comScoreTag
FancyBox
FancyBox

Retail Banking

Staff engagement is the basis of business success

by Alex Chan

Eric Tai, vice president and head of service quality and people development, human resources department, CITIC Ka Wah Bank Limited

Detailed training programmes and open communication build a winning team

Banks have long realised that customer loyalty is the basis for a successful business, and the more astute also recognise that the engagement of staff is generally just as important.

Consequently, CITIC Ka Wah Bank Limited has put in place a series of training and development programmes to give employees the opportunity to further their careers and make the most of their potential. Courses which relate directly to a person's job responsibilities are paid for in full by the bank and each member of staff is also offered subsidy to pursue other academic achievements. They can claim this on successful completion of the pre-approved course, explains Eric Tai, vice president and head of service quality and people management for the bank's human resources department.

This dedication to training is evident to all new recruits from their first day. To familiarise them with the culture, vision, values as well as products and procedures, there is a short orientation programme, which is followed by more detailed instruction specific to their intended roles. For example, counter service officers and salespeople respectively take an 11- and 17-day course involving time in a mock-up branch, and only those who pass the concluding assessment move on to the next stage working in a real branch.

Management trainees begin their one-year programme with three months in the classroom before handling assigned projects and receiving extensive on-the-job experience.

Learning days

The bank conducts annual performance reviews for all staff and creates a personal development plan to meet individual needs. "We offer ongoing training in many areas including management and sales service skills, the regulatory and compliance requirement, financial knowledge, languages and technology," says Mr Tai. The plan even outlines the number of learning days to be completed during the year.

Department heads also identify people considered to have high potential, who get the chance to discuss their future development options with their team heads or department heads. "We want to ensure they are in an area which interests them. They can see clearly their career paths and understand how they can contribute to business success," says Mr Tai. "Whenever possible, we help them to work in a department suited to their skills and interests." Progress is reviewed every six months or so.

Survey feedback
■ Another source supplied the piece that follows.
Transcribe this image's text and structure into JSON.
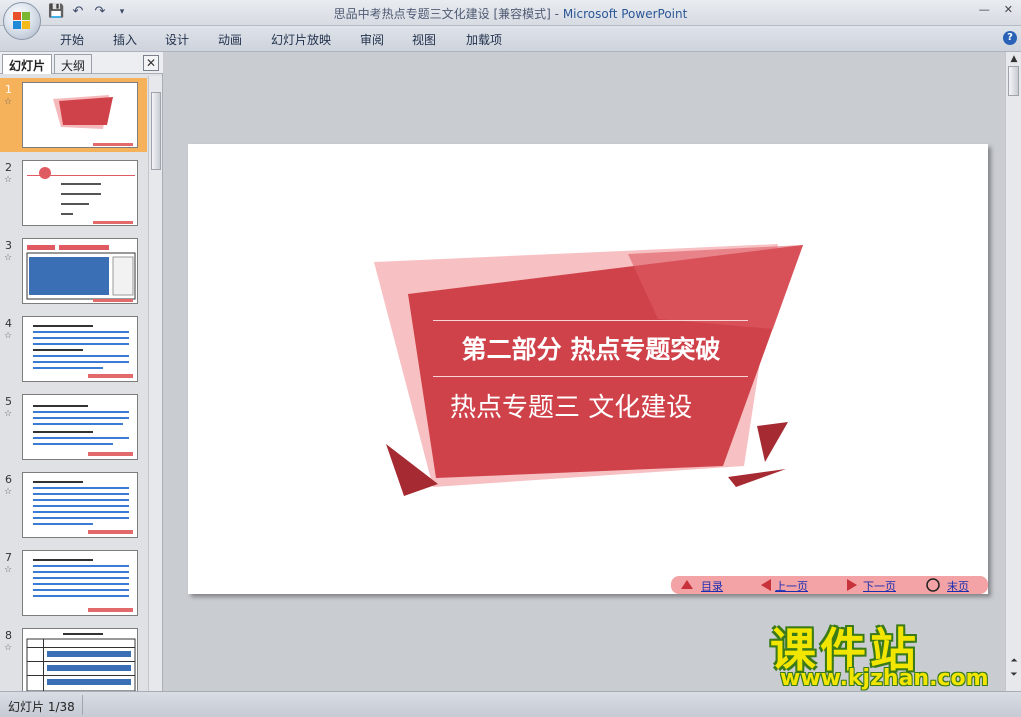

Staff can give feedback about all training and development programmes in one of the regular employee surveys or by speaking directly to management. The bank regards open communication as an important part of their corporate culture and is convinced that it facilitates smoother operations and more efficient performance. Therefore, to promote this philosophy, there are events such as the "CEO chat room", which is held every couple of months and gives around 12 employees chosen at random the chance to have an in-depth conversation with the CEO.

"They can voice concerns and the CEO, in turn, can learn more about how employees feel and think about things," Mr Tai adds. At quarterly forums, senior management members meet around 40 members of staff in a cafe setting to discuss a particular topic. "Last year one of them was how to create a better working environment," recalls Mr Tai. "As a result, we moved to a new office and integrated the different suggestions by switching to LCD monitors and grouping departments together in an open-plan space."

The emphasis on communication is also the bank's way of making it clear they care about employees. "It is a way of showing we respect opinions and advice, and of engaging them," says Mr Tai. "With more interaction, we are creating a tight-knit community where we hope employees will be more committed and loyal."

Education in communication

  • Subsidies for courses encourage employees to further their careers and fully develop their potential
  • Extensive induction programmes are tailored to specific job functions
  • Staff development plans give employees clear career progression
  • Interaction is encouraged between senior management and all levels of staff
  • Feedback from internal surveys is used to improve bank operations
  • Open communication shows respect and has helped to create committed and loyal employees



Taken from Career Times 19 May 2006

Share


Free Subscription

Email